ACTIVITY: Report each line of the data that includes the word "November".

THE DATA:
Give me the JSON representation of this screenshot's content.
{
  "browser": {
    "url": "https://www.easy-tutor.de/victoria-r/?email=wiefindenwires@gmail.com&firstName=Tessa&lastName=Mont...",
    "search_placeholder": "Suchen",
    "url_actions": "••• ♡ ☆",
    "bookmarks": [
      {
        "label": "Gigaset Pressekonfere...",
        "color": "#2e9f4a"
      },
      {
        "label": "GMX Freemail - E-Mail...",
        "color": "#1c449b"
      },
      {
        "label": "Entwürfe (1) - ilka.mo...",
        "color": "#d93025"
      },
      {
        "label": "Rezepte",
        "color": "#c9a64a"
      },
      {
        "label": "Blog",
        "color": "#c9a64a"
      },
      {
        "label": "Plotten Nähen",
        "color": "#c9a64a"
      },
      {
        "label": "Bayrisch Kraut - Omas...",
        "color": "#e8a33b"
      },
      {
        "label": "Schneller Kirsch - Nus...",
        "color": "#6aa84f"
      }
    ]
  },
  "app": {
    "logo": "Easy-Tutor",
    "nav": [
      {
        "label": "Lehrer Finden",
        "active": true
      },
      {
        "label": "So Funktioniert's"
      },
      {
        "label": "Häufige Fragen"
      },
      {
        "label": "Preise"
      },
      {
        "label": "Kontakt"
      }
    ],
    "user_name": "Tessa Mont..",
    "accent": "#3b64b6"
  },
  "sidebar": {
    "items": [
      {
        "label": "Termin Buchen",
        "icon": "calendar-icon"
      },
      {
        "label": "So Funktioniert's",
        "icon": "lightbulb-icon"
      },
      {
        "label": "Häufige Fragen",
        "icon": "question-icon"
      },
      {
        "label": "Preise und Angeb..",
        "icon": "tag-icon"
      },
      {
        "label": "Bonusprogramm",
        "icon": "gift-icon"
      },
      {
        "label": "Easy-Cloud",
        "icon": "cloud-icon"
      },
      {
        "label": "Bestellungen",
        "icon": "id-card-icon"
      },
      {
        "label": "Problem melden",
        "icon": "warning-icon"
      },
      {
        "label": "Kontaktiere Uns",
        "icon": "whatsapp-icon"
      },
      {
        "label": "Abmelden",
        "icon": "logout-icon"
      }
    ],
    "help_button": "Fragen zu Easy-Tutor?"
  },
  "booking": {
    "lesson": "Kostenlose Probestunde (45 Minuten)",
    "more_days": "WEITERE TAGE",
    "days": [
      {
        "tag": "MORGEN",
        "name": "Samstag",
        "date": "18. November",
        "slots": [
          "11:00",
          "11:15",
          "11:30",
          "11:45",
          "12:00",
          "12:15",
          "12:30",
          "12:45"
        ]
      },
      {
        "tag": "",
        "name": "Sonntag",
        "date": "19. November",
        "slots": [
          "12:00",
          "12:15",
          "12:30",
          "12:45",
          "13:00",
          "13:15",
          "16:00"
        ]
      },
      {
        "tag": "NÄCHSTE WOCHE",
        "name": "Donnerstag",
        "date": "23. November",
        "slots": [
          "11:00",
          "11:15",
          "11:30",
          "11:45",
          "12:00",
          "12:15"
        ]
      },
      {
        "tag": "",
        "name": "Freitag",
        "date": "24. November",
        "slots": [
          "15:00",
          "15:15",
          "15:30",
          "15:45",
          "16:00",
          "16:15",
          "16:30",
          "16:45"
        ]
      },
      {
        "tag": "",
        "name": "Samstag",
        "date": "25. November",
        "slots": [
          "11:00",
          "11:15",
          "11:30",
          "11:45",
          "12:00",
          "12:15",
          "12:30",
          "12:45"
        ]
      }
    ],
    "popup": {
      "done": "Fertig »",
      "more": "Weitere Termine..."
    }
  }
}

RESPONSE AREA:
        "date": "18. November",
        "date": "19. November",
        "date": "23. November",
        "date": "24. November",
        "date": "25. November",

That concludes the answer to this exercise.